** DATA TO PROCESS follows **

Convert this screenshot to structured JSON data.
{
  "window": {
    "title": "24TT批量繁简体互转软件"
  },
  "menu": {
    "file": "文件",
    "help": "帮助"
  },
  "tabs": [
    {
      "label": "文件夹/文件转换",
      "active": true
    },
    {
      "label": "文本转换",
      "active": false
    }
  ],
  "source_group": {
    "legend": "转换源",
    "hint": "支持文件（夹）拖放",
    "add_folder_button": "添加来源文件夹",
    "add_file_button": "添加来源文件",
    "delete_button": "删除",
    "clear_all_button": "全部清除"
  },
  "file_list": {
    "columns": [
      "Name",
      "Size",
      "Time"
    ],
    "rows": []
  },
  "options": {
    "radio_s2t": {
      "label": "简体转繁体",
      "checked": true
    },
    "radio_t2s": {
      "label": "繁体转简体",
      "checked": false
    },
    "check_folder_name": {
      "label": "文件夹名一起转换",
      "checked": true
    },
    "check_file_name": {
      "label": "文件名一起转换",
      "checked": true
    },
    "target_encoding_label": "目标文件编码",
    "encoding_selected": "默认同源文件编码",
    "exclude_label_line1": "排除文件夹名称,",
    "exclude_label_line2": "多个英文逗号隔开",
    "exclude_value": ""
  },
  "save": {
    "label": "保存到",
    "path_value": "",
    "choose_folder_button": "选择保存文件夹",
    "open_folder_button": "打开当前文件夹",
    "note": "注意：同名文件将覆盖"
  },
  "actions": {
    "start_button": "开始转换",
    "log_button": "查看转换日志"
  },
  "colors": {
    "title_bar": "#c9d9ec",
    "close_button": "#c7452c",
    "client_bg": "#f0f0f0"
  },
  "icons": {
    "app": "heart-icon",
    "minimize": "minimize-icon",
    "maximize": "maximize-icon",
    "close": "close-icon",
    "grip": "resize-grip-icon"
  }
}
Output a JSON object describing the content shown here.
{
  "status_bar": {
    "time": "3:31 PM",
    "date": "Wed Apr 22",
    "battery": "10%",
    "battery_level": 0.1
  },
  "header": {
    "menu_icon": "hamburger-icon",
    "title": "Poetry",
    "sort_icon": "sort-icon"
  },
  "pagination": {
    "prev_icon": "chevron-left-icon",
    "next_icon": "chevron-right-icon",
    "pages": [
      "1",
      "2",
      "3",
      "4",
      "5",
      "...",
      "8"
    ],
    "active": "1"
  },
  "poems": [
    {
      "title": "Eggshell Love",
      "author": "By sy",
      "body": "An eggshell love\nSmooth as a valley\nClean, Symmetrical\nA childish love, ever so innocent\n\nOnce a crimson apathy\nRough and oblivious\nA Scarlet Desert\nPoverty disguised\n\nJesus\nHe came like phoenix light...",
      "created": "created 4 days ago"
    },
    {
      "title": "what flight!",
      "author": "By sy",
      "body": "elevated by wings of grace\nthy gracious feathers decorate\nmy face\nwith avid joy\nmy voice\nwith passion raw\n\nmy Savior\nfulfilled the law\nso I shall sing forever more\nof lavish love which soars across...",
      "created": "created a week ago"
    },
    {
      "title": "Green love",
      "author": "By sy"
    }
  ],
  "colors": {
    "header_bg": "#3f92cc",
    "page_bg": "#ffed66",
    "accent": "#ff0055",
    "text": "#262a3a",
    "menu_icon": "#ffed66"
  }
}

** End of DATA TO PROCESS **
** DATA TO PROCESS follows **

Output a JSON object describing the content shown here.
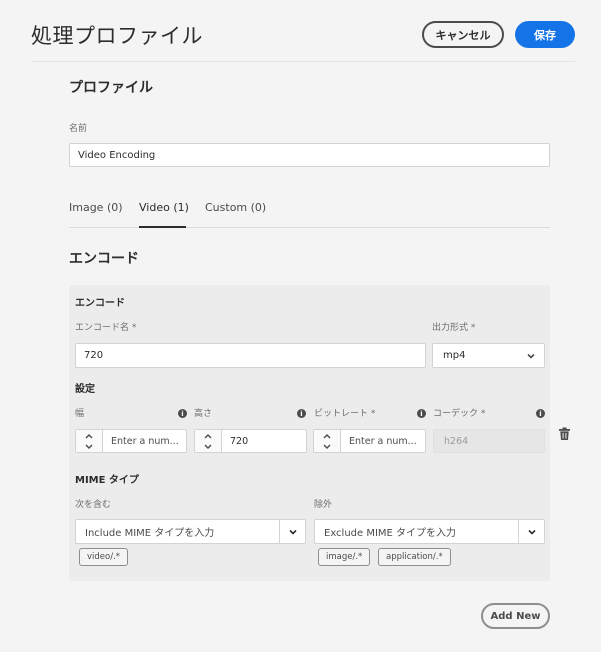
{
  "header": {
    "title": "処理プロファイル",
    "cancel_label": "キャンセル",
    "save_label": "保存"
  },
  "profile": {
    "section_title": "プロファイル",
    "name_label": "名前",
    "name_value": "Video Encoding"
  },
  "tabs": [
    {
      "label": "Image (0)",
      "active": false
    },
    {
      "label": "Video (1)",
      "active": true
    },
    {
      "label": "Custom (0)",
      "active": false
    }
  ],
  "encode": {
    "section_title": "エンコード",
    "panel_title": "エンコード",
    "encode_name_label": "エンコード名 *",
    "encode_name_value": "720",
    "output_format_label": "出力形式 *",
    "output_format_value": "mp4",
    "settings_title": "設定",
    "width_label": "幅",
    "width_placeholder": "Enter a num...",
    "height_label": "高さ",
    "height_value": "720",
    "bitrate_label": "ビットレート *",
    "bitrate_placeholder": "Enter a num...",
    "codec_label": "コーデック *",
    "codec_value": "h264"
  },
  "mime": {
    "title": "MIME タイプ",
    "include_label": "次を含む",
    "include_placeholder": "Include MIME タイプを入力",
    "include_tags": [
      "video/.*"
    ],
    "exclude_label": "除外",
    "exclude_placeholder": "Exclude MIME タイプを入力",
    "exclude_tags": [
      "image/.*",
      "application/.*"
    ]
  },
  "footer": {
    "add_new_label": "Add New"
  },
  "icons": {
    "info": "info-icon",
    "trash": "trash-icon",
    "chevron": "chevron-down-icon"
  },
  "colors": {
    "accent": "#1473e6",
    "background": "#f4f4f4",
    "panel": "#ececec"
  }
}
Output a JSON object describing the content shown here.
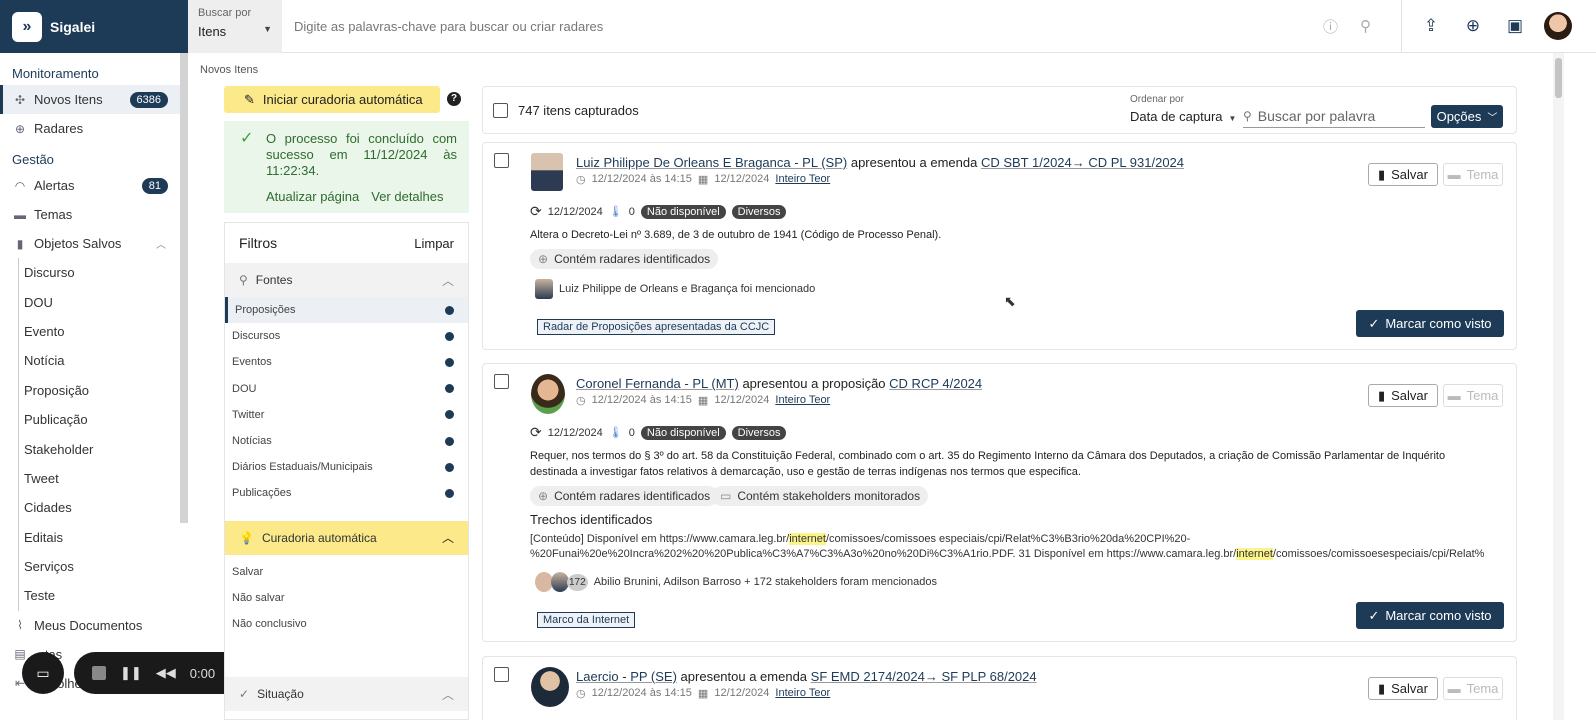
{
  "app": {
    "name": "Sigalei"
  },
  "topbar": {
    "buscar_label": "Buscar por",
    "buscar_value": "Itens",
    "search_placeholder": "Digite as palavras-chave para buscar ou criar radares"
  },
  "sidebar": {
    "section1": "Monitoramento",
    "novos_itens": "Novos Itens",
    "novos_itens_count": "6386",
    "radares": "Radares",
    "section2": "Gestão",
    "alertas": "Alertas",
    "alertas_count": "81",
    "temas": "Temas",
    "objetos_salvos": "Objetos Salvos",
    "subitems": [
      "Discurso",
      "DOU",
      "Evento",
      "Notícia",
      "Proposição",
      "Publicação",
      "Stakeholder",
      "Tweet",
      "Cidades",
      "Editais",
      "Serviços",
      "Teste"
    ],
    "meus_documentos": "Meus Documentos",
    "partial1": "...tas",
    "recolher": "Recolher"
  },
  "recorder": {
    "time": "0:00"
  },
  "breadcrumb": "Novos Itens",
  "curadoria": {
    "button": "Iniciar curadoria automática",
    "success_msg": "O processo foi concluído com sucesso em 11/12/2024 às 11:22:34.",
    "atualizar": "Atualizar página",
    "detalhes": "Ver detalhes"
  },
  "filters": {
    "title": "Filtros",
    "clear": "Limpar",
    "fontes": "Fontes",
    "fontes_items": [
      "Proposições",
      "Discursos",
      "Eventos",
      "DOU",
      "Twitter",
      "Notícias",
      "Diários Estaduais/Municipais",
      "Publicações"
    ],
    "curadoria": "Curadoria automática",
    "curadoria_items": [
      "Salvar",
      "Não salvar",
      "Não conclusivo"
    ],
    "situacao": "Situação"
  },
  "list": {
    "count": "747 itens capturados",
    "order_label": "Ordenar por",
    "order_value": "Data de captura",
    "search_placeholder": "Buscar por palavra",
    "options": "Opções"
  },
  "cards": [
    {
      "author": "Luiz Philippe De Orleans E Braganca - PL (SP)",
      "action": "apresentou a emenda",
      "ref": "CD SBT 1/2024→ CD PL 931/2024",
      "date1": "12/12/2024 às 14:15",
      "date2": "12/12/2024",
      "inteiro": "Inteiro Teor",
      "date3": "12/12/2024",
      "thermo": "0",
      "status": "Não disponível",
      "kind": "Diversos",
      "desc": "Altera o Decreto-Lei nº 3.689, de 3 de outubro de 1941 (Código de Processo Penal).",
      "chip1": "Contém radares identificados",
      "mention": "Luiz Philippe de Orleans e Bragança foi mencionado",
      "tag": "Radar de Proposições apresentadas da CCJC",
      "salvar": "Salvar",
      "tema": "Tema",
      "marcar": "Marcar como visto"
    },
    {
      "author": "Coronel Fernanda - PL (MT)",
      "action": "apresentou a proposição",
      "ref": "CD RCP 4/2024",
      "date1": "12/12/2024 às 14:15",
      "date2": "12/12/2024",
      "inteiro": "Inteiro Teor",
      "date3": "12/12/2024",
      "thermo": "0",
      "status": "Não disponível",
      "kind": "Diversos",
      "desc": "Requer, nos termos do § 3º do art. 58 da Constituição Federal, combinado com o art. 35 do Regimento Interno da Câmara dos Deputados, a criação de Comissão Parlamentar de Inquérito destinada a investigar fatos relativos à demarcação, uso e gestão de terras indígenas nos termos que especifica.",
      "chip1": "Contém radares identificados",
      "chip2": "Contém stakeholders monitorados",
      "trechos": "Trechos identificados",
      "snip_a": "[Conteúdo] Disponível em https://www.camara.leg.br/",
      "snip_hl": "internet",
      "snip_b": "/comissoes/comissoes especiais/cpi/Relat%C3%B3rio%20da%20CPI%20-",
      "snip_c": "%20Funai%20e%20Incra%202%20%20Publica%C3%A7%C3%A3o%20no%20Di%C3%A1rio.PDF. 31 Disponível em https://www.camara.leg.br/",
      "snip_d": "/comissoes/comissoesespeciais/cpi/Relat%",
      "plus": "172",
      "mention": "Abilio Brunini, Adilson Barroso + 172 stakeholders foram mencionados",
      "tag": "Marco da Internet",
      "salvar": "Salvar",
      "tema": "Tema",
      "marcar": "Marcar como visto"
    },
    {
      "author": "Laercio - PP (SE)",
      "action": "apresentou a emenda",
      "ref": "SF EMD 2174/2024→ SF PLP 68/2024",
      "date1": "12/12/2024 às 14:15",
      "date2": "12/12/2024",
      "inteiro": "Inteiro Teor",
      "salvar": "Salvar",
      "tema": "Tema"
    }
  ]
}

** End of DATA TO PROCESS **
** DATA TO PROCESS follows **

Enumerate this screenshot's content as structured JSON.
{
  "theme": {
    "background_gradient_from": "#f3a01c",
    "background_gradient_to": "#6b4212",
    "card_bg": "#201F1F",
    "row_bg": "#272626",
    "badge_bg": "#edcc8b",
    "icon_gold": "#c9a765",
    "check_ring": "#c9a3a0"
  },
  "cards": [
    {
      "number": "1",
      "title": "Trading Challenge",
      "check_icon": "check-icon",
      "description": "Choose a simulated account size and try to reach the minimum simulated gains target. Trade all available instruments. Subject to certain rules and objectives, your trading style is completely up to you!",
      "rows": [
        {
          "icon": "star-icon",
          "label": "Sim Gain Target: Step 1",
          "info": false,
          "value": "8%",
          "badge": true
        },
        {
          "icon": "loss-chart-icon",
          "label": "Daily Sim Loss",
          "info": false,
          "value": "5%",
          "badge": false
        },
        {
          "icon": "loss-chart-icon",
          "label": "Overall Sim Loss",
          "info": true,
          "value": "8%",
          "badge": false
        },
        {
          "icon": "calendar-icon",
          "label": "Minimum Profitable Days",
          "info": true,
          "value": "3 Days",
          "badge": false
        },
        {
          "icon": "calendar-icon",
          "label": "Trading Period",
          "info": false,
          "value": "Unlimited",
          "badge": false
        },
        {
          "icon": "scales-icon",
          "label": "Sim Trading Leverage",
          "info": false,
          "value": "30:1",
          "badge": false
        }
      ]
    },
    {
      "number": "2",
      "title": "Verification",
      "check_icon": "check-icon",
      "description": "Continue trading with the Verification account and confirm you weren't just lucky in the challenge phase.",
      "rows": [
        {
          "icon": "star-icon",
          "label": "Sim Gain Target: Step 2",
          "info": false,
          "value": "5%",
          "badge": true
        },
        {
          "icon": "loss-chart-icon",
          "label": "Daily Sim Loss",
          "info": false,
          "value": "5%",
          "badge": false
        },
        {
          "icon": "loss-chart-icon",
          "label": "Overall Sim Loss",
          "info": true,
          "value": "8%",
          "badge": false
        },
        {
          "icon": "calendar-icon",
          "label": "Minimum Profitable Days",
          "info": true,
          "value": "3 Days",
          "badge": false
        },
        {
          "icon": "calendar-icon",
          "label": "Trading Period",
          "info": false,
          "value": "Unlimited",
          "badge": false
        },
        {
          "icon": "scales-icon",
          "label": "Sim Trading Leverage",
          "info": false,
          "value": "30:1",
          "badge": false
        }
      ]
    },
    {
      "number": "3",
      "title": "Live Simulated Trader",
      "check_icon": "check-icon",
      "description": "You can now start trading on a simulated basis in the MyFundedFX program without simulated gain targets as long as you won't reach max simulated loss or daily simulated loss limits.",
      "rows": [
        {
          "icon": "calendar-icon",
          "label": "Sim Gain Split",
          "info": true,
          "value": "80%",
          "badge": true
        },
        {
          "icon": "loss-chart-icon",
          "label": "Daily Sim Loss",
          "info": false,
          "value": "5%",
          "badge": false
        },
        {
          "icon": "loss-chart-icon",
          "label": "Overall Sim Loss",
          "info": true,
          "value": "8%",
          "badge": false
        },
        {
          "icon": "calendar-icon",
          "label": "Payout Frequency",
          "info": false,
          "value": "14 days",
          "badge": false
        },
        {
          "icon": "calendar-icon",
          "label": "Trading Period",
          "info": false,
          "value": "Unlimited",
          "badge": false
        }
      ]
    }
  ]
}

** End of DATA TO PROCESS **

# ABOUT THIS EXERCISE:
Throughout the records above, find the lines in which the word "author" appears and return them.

# FINISHED EXERCISE:
      "author": "By sy",
      "author": "By sy",
      "author": "By sy"
      "author": "Luiz Philippe De Orleans E Braganca - PL (SP)",
      "author": "Coronel Fernanda - PL (MT)",
      "author": "Laercio - PP (SE)",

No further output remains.